Source material:

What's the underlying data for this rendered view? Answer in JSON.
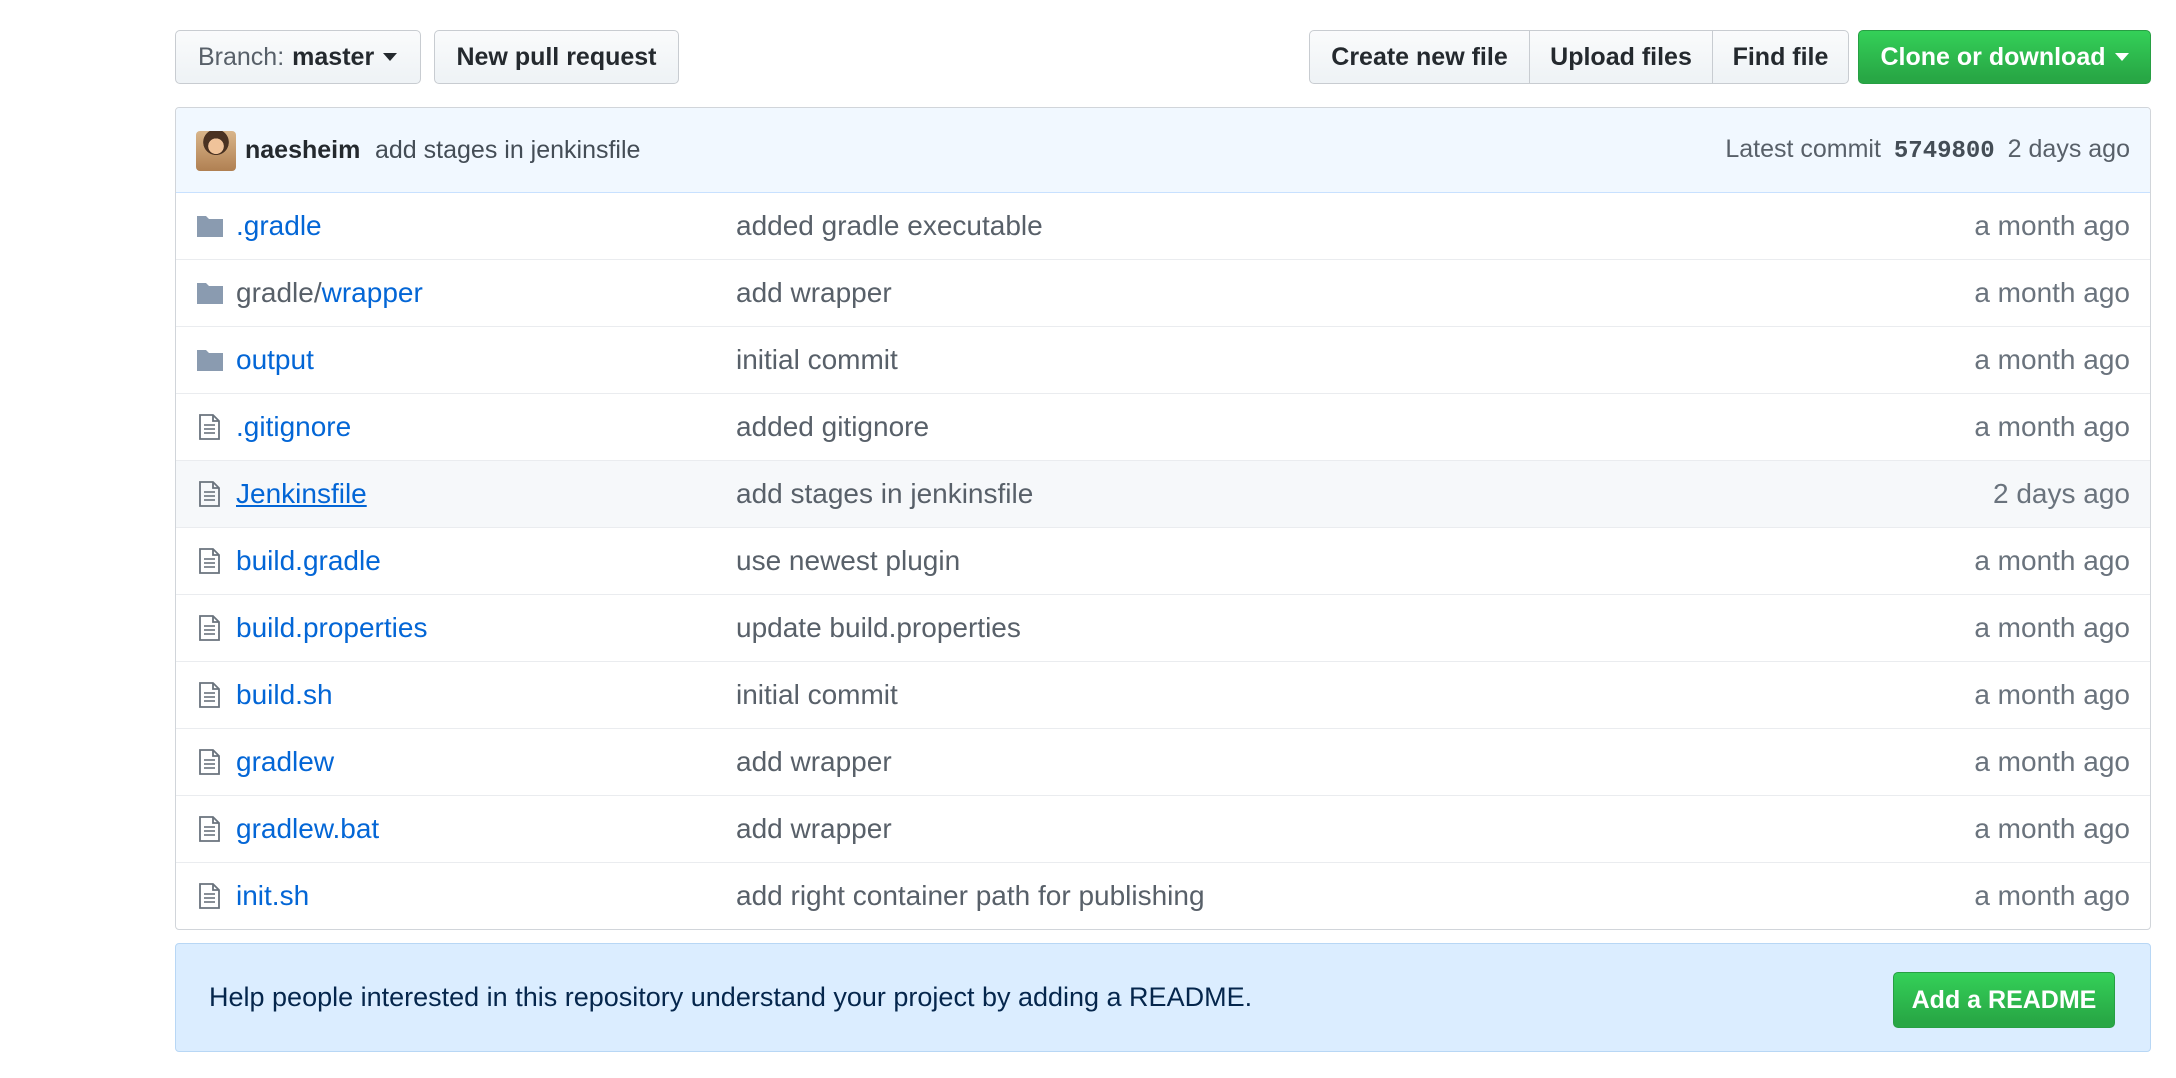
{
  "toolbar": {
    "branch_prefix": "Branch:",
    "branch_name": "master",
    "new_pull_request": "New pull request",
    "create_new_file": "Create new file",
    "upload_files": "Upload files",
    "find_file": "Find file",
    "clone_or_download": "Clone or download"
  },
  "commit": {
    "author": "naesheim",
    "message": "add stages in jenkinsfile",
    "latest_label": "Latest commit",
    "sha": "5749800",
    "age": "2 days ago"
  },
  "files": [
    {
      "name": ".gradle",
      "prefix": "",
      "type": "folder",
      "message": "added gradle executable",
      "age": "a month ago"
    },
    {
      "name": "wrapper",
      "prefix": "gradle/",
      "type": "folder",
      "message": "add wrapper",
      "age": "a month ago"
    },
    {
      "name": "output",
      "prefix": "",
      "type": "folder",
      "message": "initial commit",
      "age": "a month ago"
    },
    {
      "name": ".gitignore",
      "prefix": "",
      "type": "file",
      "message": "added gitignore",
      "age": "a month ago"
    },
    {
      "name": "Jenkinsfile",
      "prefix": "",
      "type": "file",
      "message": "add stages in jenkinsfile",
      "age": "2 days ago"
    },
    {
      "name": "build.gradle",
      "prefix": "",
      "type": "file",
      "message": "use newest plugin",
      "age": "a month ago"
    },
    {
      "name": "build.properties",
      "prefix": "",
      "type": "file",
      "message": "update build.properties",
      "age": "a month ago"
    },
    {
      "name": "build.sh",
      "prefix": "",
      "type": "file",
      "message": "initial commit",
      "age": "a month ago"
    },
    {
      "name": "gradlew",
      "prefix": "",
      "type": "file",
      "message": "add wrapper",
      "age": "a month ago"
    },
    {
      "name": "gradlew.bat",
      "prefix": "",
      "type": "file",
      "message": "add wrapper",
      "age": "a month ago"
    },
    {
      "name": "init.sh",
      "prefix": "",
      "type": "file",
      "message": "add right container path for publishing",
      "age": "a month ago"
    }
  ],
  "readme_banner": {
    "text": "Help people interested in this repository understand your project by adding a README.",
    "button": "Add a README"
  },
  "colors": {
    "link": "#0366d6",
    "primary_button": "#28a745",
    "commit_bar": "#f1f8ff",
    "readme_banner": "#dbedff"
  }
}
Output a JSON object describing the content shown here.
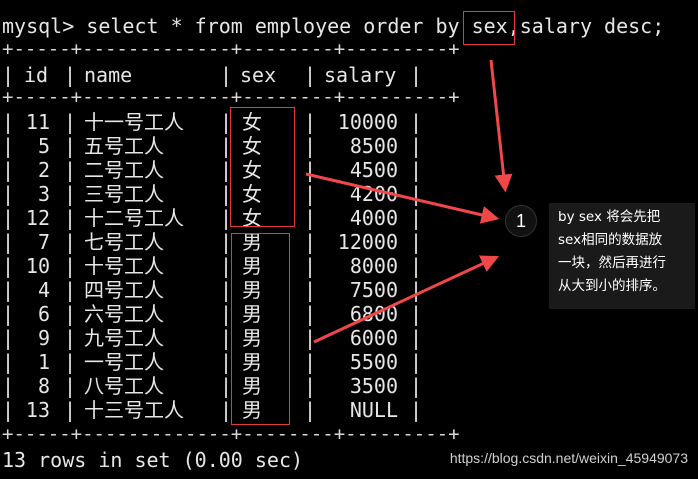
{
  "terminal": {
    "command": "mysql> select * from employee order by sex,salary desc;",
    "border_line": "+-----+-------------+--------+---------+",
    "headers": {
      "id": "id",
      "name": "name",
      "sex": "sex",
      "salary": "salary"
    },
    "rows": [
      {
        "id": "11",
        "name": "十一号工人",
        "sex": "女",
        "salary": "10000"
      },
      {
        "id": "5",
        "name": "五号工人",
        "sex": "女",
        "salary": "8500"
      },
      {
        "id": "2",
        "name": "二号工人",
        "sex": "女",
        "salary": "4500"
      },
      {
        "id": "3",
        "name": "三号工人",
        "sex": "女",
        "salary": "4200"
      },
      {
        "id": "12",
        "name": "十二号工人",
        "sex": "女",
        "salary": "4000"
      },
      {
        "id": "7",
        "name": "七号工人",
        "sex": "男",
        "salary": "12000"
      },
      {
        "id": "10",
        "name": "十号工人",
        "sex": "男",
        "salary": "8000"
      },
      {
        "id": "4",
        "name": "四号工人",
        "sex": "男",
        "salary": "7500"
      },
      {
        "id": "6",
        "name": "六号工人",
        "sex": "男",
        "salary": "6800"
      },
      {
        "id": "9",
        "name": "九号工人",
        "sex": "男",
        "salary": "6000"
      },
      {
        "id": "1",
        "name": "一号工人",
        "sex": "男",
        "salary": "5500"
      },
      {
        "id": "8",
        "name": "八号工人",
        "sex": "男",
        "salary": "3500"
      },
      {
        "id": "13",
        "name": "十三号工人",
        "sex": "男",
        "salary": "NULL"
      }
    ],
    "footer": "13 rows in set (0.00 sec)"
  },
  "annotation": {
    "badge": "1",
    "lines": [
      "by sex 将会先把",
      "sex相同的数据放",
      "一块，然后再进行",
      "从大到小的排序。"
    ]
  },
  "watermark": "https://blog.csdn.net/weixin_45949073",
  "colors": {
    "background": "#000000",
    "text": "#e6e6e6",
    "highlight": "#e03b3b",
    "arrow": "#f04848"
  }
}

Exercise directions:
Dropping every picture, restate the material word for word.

Exercise response:
What's the underlying data for this rendered view? Answer in JSON.
{
  "toolbar": {
    "branch_prefix": "Branch:",
    "branch_name": "master",
    "new_pull_request": "New pull request",
    "create_new_file": "Create new file",
    "upload_files": "Upload files",
    "find_file": "Find file",
    "clone_or_download": "Clone or download"
  },
  "commit": {
    "author": "naesheim",
    "message": "add stages in jenkinsfile",
    "latest_label": "Latest commit",
    "sha": "5749800",
    "age": "2 days ago"
  },
  "files": [
    {
      "name": ".gradle",
      "prefix": "",
      "type": "folder",
      "message": "added gradle executable",
      "age": "a month ago"
    },
    {
      "name": "wrapper",
      "prefix": "gradle/",
      "type": "folder",
      "message": "add wrapper",
      "age": "a month ago"
    },
    {
      "name": "output",
      "prefix": "",
      "type": "folder",
      "message": "initial commit",
      "age": "a month ago"
    },
    {
      "name": ".gitignore",
      "prefix": "",
      "type": "file",
      "message": "added gitignore",
      "age": "a month ago"
    },
    {
      "name": "Jenkinsfile",
      "prefix": "",
      "type": "file",
      "message": "add stages in jenkinsfile",
      "age": "2 days ago"
    },
    {
      "name": "build.gradle",
      "prefix": "",
      "type": "file",
      "message": "use newest plugin",
      "age": "a month ago"
    },
    {
      "name": "build.properties",
      "prefix": "",
      "type": "file",
      "message": "update build.properties",
      "age": "a month ago"
    },
    {
      "name": "build.sh",
      "prefix": "",
      "type": "file",
      "message": "initial commit",
      "age": "a month ago"
    },
    {
      "name": "gradlew",
      "prefix": "",
      "type": "file",
      "message": "add wrapper",
      "age": "a month ago"
    },
    {
      "name": "gradlew.bat",
      "prefix": "",
      "type": "file",
      "message": "add wrapper",
      "age": "a month ago"
    },
    {
      "name": "init.sh",
      "prefix": "",
      "type": "file",
      "message": "add right container path for publishing",
      "age": "a month ago"
    }
  ],
  "readme_banner": {
    "text": "Help people interested in this repository understand your project by adding a README.",
    "button": "Add a README"
  },
  "colors": {
    "link": "#0366d6",
    "primary_button": "#28a745",
    "commit_bar": "#f1f8ff",
    "readme_banner": "#dbedff"
  }
}
Output a JSON object describing the content shown here.
{
  "terminal": {
    "command": "mysql> select * from employee order by sex,salary desc;",
    "border_line": "+-----+-------------+--------+---------+",
    "headers": {
      "id": "id",
      "name": "name",
      "sex": "sex",
      "salary": "salary"
    },
    "rows": [
      {
        "id": "11",
        "name": "十一号工人",
        "sex": "女",
        "salary": "10000"
      },
      {
        "id": "5",
        "name": "五号工人",
        "sex": "女",
        "salary": "8500"
      },
      {
        "id": "2",
        "name": "二号工人",
        "sex": "女",
        "salary": "4500"
      },
      {
        "id": "3",
        "name": "三号工人",
        "sex": "女",
        "salary": "4200"
      },
      {
        "id": "12",
        "name": "十二号工人",
        "sex": "女",
        "salary": "4000"
      },
      {
        "id": "7",
        "name": "七号工人",
        "sex": "男",
        "salary": "12000"
      },
      {
        "id": "10",
        "name": "十号工人",
        "sex": "男",
        "salary": "8000"
      },
      {
        "id": "4",
        "name": "四号工人",
        "sex": "男",
        "salary": "7500"
      },
      {
        "id": "6",
        "name": "六号工人",
        "sex": "男",
        "salary": "6800"
      },
      {
        "id": "9",
        "name": "九号工人",
        "sex": "男",
        "salary": "6000"
      },
      {
        "id": "1",
        "name": "一号工人",
        "sex": "男",
        "salary": "5500"
      },
      {
        "id": "8",
        "name": "八号工人",
        "sex": "男",
        "salary": "3500"
      },
      {
        "id": "13",
        "name": "十三号工人",
        "sex": "男",
        "salary": "NULL"
      }
    ],
    "footer": "13 rows in set (0.00 sec)"
  },
  "annotation": {
    "badge": "1",
    "lines": [
      "by sex 将会先把",
      "sex相同的数据放",
      "一块，然后再进行",
      "从大到小的排序。"
    ]
  },
  "watermark": "https://blog.csdn.net/weixin_45949073",
  "colors": {
    "background": "#000000",
    "text": "#e6e6e6",
    "highlight": "#e03b3b",
    "arrow": "#f04848"
  }
}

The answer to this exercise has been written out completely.